John P Eddy, Ph.D.
John Eddy is a principal member of the technical staff in the System Readiness and Sustainment Technologies Department at Sandia National Laboratories. His research areas include operations research and system of systems modeling, simulation, and optimization for civilian and military energy systems. He is the primary developer of the Microgrid Design Toolkit funded by the Department of Energy. He received his B.S., M.S., and Ph.D. in mechanical engineering from the State University of New York at Buffalo.
Karina Munoz-Ramos has been at Sandia National Laboratories since 2009 where she is currently a senior member of the technical staff. Her current research interests include power system modeling and simulation, microgrid design and modeling, and analysis of complex systems. She has been an IEEE member since 2007. Karina received her B.S. and M.S. in electrical engineering from the New Mexico Institute of Mining and Technology.

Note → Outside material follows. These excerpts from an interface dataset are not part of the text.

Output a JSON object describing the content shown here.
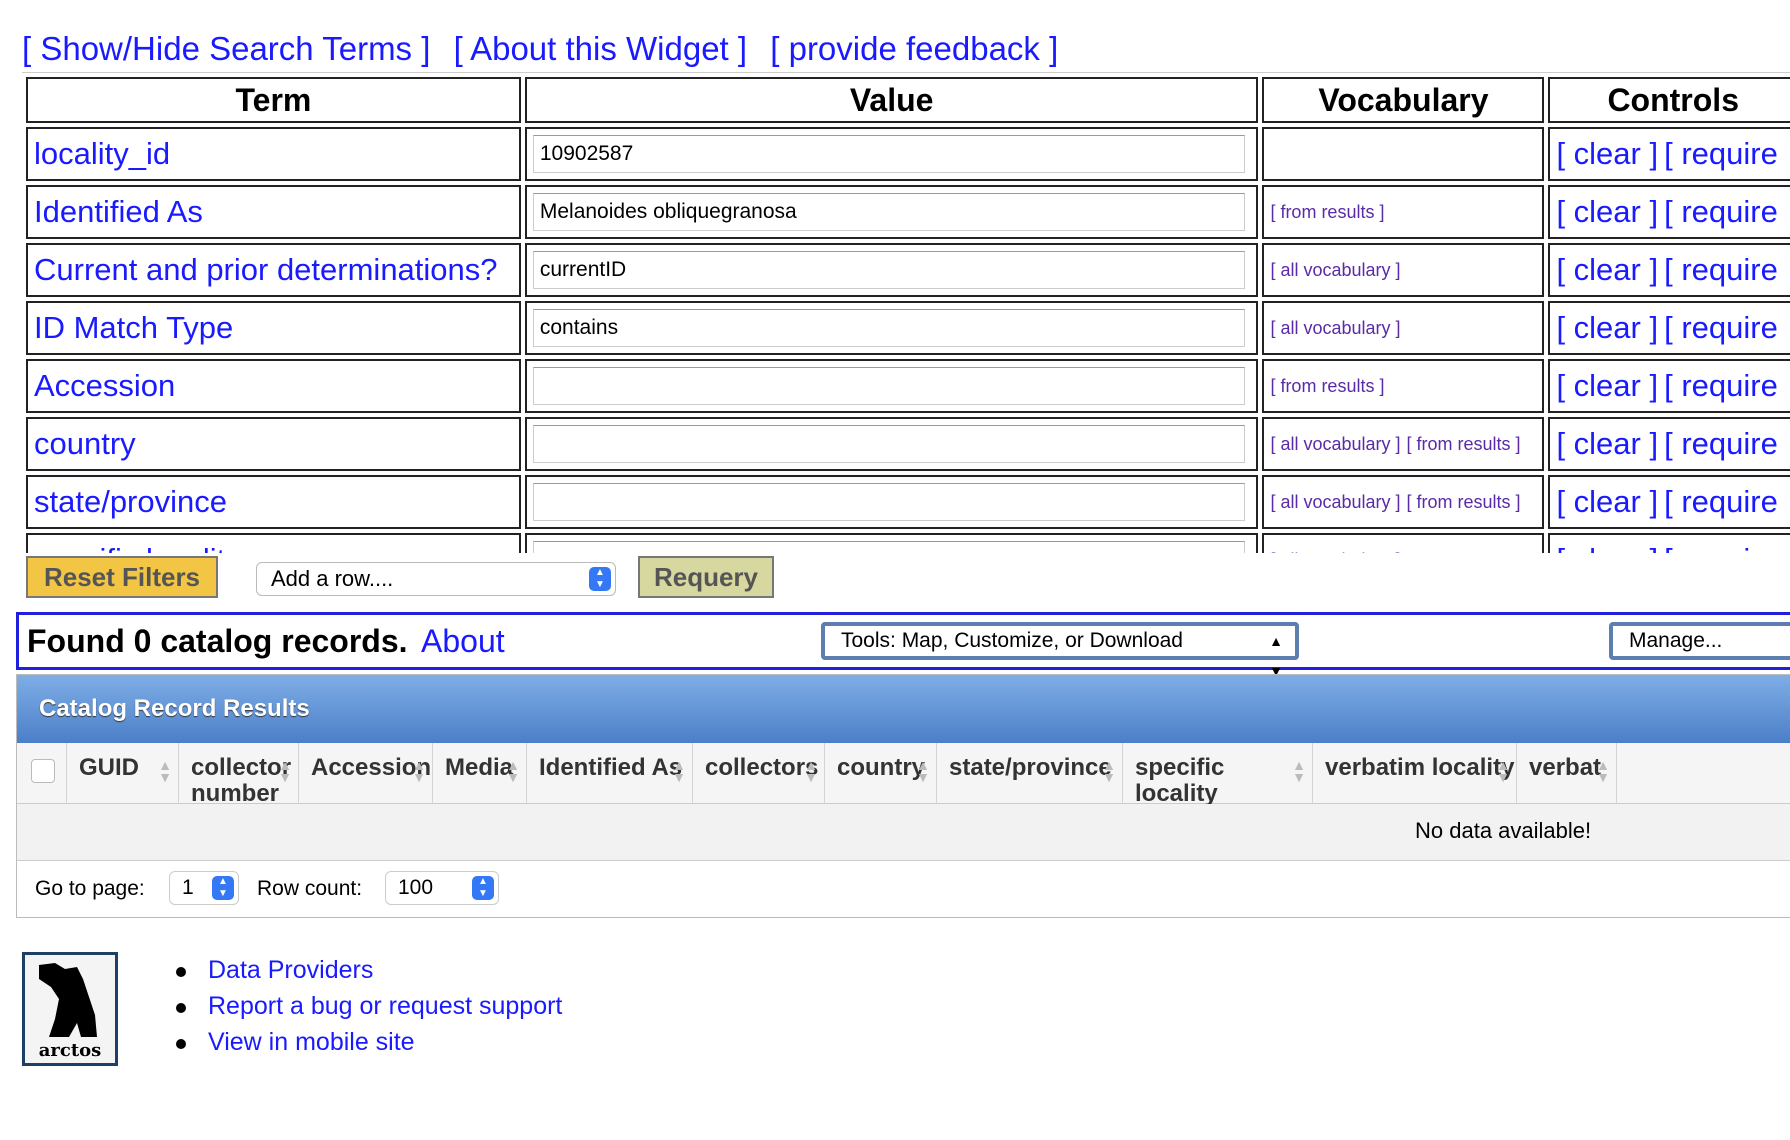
{
  "top_links": [
    "[ Show/Hide Search Terms ]",
    "[ About this Widget ]",
    "[ provide feedback ]"
  ],
  "terms_table": {
    "headers": {
      "term": "Term",
      "value": "Value",
      "vocabulary": "Vocabulary",
      "controls": "Controls"
    },
    "rows": [
      {
        "term": "locality_id",
        "value": "10902587",
        "vocab": [],
        "controls": [
          "[ clear ]",
          "[ require"
        ]
      },
      {
        "term": "Identified As",
        "value": "Melanoides obliquegranosa",
        "vocab": [
          "[ from results ]"
        ],
        "controls": [
          "[ clear ]",
          "[ require"
        ]
      },
      {
        "term": "Current and prior determinations?",
        "value": "currentID",
        "vocab": [
          "[ all vocabulary ]"
        ],
        "controls": [
          "[ clear ]",
          "[ require"
        ]
      },
      {
        "term": "ID Match Type",
        "value": "contains",
        "vocab": [
          "[ all vocabulary ]"
        ],
        "controls": [
          "[ clear ]",
          "[ require"
        ]
      },
      {
        "term": "Accession",
        "value": "",
        "vocab": [
          "[ from results ]"
        ],
        "controls": [
          "[ clear ]",
          "[ require"
        ]
      },
      {
        "term": "country",
        "value": "",
        "vocab": [
          "[ all vocabulary ]",
          "[ from results ]"
        ],
        "controls": [
          "[ clear ]",
          "[ require"
        ]
      },
      {
        "term": "state/province",
        "value": "",
        "vocab": [
          "[ all vocabulary ]",
          "[ from results ]"
        ],
        "controls": [
          "[ clear ]",
          "[ require"
        ]
      },
      {
        "term": "specific locality",
        "value": "",
        "vocab": [
          "[ all vocabulary ]"
        ],
        "controls": [
          "[ clear ]",
          "[ require"
        ]
      }
    ]
  },
  "filters": {
    "reset_label": "Reset Filters",
    "add_row_label": "Add a row....",
    "requery_label": "Requery"
  },
  "results_bar": {
    "found_text": "Found 0 catalog records.",
    "about_label": "About",
    "tools_label": "Tools: Map, Customize, or Download",
    "manage_label": "Manage..."
  },
  "grid": {
    "title": "Catalog Record Results",
    "columns": [
      "GUID",
      "collector number",
      "Accession",
      "Media",
      "Identified As",
      "collectors",
      "country",
      "state/province",
      "specific locality",
      "verbatim locality",
      "verbat"
    ],
    "empty_text": "No data available!",
    "pager": {
      "go_to_label": "Go to page:",
      "page_value": "1",
      "row_count_label": "Row count:",
      "row_count_value": "100"
    }
  },
  "footer": {
    "logo_text": "arctos",
    "links": [
      "Data Providers",
      "Report a bug or request support",
      "View in mobile site"
    ]
  },
  "colors": {
    "link": "#1a1aff",
    "vocab_link": "#5a2aa8",
    "reset_button": "#f2c545",
    "requery_button": "#d6d8a0",
    "results_border": "#1f1fdc",
    "grid_header": "#5b8fd4"
  }
}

Benjamin L. Schenkman
Benjamin L. Schenkman joined the Energy Storage and Microgrid Department at Sandia National Laboratories in 2004 and is currently a senior member of the technical staff. His current work involves microgrid control theory; microgrid assessments including rural villages, military, and commercial; battery management systems; energy storage design and implementation; distributed generation; and modeling distributed and renewable energy in the distribution and transmission systems. Prior to Sandia, he worked at Texas Utilities as a distribution engineer and at the Public Service Company of New Mexico as a bulk power engineer. He is a member of the Western Electricity Coordinating Council and has been on numerous advisory and review panels for the Department of Energy and Department of Defense. Benjamin received a B.S. and M.S. in electrical engineering from New Mexico State University with an emphasis in power engineering and deregulation economics.